▸ **Entries provided**
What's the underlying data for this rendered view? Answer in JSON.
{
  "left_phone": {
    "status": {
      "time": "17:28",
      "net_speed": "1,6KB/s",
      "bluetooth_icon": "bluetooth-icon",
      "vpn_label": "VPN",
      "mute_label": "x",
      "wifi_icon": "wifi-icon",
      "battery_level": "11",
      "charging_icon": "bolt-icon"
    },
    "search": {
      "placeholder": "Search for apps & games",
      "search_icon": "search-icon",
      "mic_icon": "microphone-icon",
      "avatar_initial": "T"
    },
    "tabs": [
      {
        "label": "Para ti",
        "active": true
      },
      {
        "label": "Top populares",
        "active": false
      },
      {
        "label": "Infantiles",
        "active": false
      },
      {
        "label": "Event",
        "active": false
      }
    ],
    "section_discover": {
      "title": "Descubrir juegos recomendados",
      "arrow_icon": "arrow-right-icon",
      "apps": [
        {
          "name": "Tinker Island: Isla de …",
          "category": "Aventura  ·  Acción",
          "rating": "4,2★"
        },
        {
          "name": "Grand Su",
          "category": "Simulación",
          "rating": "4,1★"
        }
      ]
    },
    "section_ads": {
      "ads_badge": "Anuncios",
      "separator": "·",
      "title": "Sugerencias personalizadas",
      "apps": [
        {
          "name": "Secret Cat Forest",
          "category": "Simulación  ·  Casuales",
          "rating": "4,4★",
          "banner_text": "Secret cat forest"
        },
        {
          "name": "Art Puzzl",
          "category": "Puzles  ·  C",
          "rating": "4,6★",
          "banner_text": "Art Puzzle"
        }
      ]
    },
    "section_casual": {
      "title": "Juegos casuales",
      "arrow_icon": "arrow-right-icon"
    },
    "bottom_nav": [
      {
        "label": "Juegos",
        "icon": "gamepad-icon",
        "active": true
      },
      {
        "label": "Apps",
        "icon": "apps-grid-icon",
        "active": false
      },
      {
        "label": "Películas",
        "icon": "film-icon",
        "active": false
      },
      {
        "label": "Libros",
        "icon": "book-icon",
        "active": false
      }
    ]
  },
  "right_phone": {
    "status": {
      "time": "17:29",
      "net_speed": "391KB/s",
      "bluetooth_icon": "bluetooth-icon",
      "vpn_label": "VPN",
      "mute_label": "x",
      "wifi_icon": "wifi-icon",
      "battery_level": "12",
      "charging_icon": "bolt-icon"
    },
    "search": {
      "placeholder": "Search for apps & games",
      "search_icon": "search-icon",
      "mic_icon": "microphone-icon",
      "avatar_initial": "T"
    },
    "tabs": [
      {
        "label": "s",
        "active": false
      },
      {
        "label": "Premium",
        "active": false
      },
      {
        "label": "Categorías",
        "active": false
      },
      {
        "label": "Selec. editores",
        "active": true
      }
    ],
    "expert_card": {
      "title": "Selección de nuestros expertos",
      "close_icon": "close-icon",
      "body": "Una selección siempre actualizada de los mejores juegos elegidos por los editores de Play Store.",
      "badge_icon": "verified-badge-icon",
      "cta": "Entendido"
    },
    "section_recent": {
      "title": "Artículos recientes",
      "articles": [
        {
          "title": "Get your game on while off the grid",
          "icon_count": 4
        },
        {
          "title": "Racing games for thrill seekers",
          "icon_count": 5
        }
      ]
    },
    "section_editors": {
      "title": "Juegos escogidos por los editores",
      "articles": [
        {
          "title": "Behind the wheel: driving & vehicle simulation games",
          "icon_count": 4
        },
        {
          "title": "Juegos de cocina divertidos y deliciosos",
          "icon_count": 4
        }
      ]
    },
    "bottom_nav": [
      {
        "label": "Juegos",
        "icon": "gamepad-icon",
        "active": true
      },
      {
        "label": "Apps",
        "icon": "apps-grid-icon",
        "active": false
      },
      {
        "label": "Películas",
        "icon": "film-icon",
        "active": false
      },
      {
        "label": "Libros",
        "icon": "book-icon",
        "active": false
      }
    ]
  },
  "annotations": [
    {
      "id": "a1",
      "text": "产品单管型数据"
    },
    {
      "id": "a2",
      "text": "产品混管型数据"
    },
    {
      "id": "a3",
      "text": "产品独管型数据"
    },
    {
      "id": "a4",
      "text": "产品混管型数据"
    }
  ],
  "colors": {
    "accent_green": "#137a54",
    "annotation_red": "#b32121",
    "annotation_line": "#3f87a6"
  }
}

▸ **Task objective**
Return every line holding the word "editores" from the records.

▸ **Exercise response**
        "label": "Selec. editores",
      "body": "Una selección siempre actualizada de los mejores juegos elegidos por los editores de Play Store.",
      "title": "Juegos escogidos por los editores",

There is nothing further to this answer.